After a day (or 5) or hiking, mountain biking, and just general living chances are you’ll feel in need of a shower. The good news is that even if you’re not staying in a hotel, motel or private campground, you can still find a shower in Moab.
We opted for the shower at Dowd Flats campground which is the cheapest in the whole of Moab. For $3 you get 5 minutes or brilliantly hot water and can add quarters to extend the time if needed. They were clean and it was the best $3 I spent during our stay in Moab.
Moab recreation centre
You can also use the showers at the Moab sports and recreation centre. Whilst you here you could also go for a swim if you fancy. It costs $5 for entry.
You can see a full list of places to shower in Moab on tourism website.
Where to get wifi in Moab
We have data on our phone but the phone signal was so poor throughout Moab that sometimes we just really needed some wifi. Here are the places we found that did the best wifi in Moab.
The Moab Laundry is the place to be not just for clean clothes but for some decent wifi. This was the most reliable connection and it was speedy too. If you’re feeling cheeky then just park up outside and connect.

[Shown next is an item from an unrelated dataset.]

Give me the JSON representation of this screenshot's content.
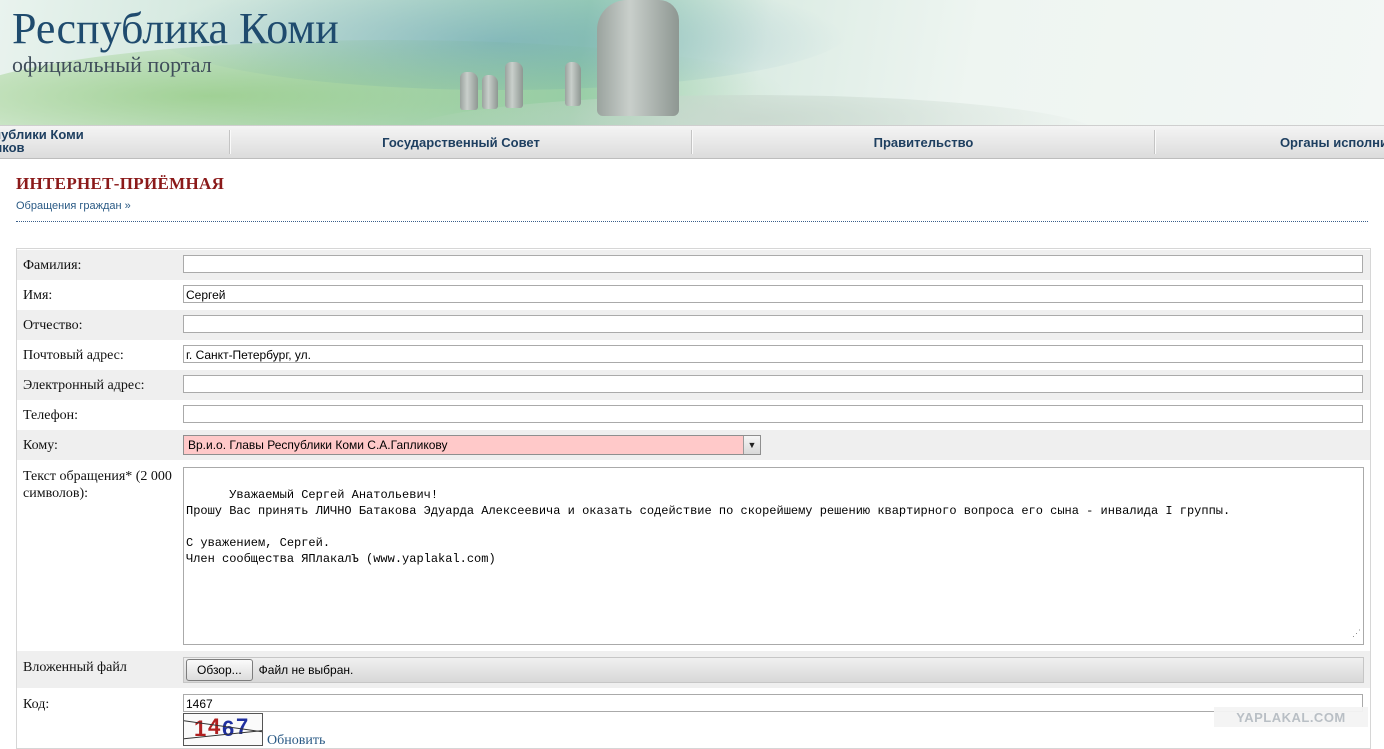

Moab Coffee Roaster
This coffee and clothes/souvenir shop also has some speedy wifi – it was even good enough to upload a Youtube video.
They also didn’t seem to mind when we sat in there all afternoon until closing while I edited photos and Thom coded.
The place we love to hate. Normally McDonalds has some pretty reliable wifi. This one did have wifi but it wasn’t as good as the options above. It works well enough for emails but not enough for streaming.
Red Rock Bakery and Net Café
This café also has internet and a few people in there had their laptops out even at busy breakfast time. If you haven’t got a laptop with you but want to use a computer, they also have one there for your use – Old Skool!
Where to find the best coffee in Moab
For those of you who need your caffeine hit to get you going in the morning, this is where you’ll find the best.
Moab Coffee Roasters
Without a doubt the best place to get coffee in Moab is the Moab Coffee Roasters. When you walk in through the door the smell of coffee alone is enough to wake you up. A sign on the wall says it’s so good because; it’s organic and Fairtrade, freshly roasted and freshly prepared.
You’ve got to try one of their iced coffees. You know how usually the last bit of an iced coffee is just watery muck? These aren’t because the Moab Coffee Roasters freeze their coffee into ice cubes. So, as these ice cubes melt you just get more coffee. Genius!
Real coffee aficionados might kill me for saying this but I actually don’t think McDonald’s coffee is all that bad. Plus, it’s super cheap at just $1 ($1.08 incl. tax).
If you’re a Starbucks fan you might be disappointed to hear that Starbucks doesn’t have its own premises. There is, however, a Starbucks concession inside City Market. There’s just nowhere for you to sit (and use their wifi).
Where to stock up on supplies and souvenirs
Whilst there isn’t a Wal-mart for miles, there are several smallish supermarkets in Moab to stock up on supplies. There are also a few cool shops worth popping into.
You’ll find everything you need food wise here. They even do pre-made sandwiches and salads to take with you for the day which doesn’t seem to be that common in the US.
- The village market
- Dave’s corner market
- Dollar General
- Walker Drug Company
Moonflower Community Cooperative
A favourite with the more hippyish population of Moab, Moonflower specialises in organic and natural foods. It’s the kind of shop I like browsing but don’t purchase anything due to the fact I can’t bear to part with almost $5 for a chocolate bar.
You ought to know by now that I love bookshops. The bookshop in Moab Is no exception. Not only do they have recent releases but they’ve also got an adventure section, a Wild West section and rare books towards the back too.
Made in Moab
For an arty souvenir for yourself or someone else, pop into Made in Moab which has jewellery, prints, clothes and toiletries all made by various local artists. My favourite was definitely the photos of LEGO men exploring Arches National Park.
Hopefully that’s pretty much everything covered in the above ultimate adventurers guide to Moab. Where ever you stay, eat and drink your cup of morning coffee you’re bound to have fun!